TASK PROMPT →
Scan the listing below. Return every line containing the string "indent".
[[ DATA PROVIDED open ]]
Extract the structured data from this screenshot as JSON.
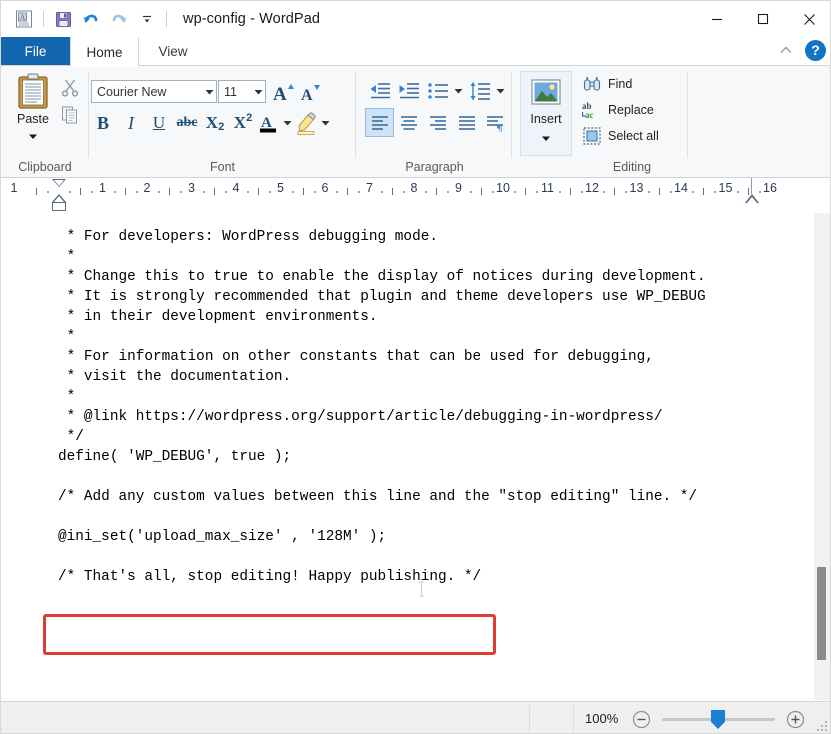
{
  "window": {
    "title": "wp-config - WordPad",
    "app_icon": "wordpad-icon",
    "minimize_label": "Minimize",
    "maximize_label": "Maximize",
    "close_label": "Close"
  },
  "quick_access": {
    "save_label": "Save",
    "undo_label": "Undo",
    "redo_label": "Redo",
    "customize_label": "Customize Quick Access Toolbar"
  },
  "tabs": [
    {
      "label": "File",
      "id": "file"
    },
    {
      "label": "Home",
      "id": "home"
    },
    {
      "label": "View",
      "id": "view"
    }
  ],
  "ribbon_right": {
    "collapse_label": "Collapse the Ribbon",
    "help_label": "?"
  },
  "ribbon": {
    "groups": [
      {
        "label": "Clipboard"
      },
      {
        "label": "Font"
      },
      {
        "label": "Paragraph"
      },
      {
        "label": ""
      },
      {
        "label": "Editing"
      }
    ],
    "clipboard": {
      "paste_label": "Paste",
      "cut_label": "Cut",
      "copy_label": "Copy"
    },
    "font": {
      "font_name": "Courier New",
      "font_name_placeholder": "Font",
      "font_size": "11",
      "font_size_placeholder": "Size",
      "grow_label": "Grow font",
      "shrink_label": "Shrink font",
      "bold_label": "B",
      "italic_label": "I",
      "underline_label": "U",
      "strikethrough_label": "abc",
      "subscript_label": "X",
      "subscript_sub": "2",
      "superscript_label": "X",
      "superscript_sup": "2",
      "text_color_label": "A",
      "highlight_label": "Text highlight color"
    },
    "paragraph": {
      "decrease_indent_label": "Decrease indent",
      "increase_indent_label": "Increase indent",
      "bullets_label": "Start a list",
      "line_spacing_label": "Line spacing",
      "align_left_label": "Align left",
      "align_center_label": "Center",
      "align_right_label": "Align right",
      "justify_label": "Justify",
      "paragraph_settings_label": "Paragraph"
    },
    "insert": {
      "label": "Insert"
    },
    "editing": {
      "find_label": "Find",
      "replace_label": "Replace",
      "select_all_label": "Select all"
    }
  },
  "ruler": {
    "numbers": [
      "1",
      "1",
      "2",
      "3",
      "4",
      "5",
      "6",
      "7",
      "8",
      "9",
      "10",
      "11",
      "12",
      "13",
      "14",
      "15",
      "16"
    ],
    "left_indent_label": "First line indent",
    "right_indent_label": "Right indent"
  },
  "document": {
    "lines": [
      " * For developers: WordPress debugging mode.",
      " *",
      " * Change this to true to enable the display of notices during development.",
      " * It is strongly recommended that plugin and theme developers use WP_DEBUG",
      " * in their development environments.",
      " *",
      " * For information on other constants that can be used for debugging,",
      " * visit the documentation.",
      " *",
      " * @link https://wordpress.org/support/article/debugging-in-wordpress/",
      " */",
      "define( 'WP_DEBUG', true );",
      "",
      "/* Add any custom values between this line and the \"stop editing\" line. */",
      "",
      "@ini_set('upload_max_size' , '128M' );",
      "",
      "/* That's all, stop editing! Happy publishing. */"
    ],
    "highlighted_line": "@ini_set('upload_max_size' , '128M' );",
    "highlight_color": "#e03b35"
  },
  "status_bar": {
    "zoom_level": "100%",
    "zoom_out_label": "Zoom out",
    "zoom_in_label": "Zoom in",
    "zoom_slider_label": "Zoom slider"
  },
  "colors": {
    "accent": "#1266ad",
    "ribbon_bg": "#f7f8f9",
    "highlight_red": "#e03b35",
    "slider_blue": "#1b7fd4"
  }
}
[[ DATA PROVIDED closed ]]
EXERCISE OUTPUT →
      "decrease_indent_label": "Decrease indent",
      "increase_indent_label": "Increase indent",
    "left_indent_label": "First line indent",
    "right_indent_label": "Right indent"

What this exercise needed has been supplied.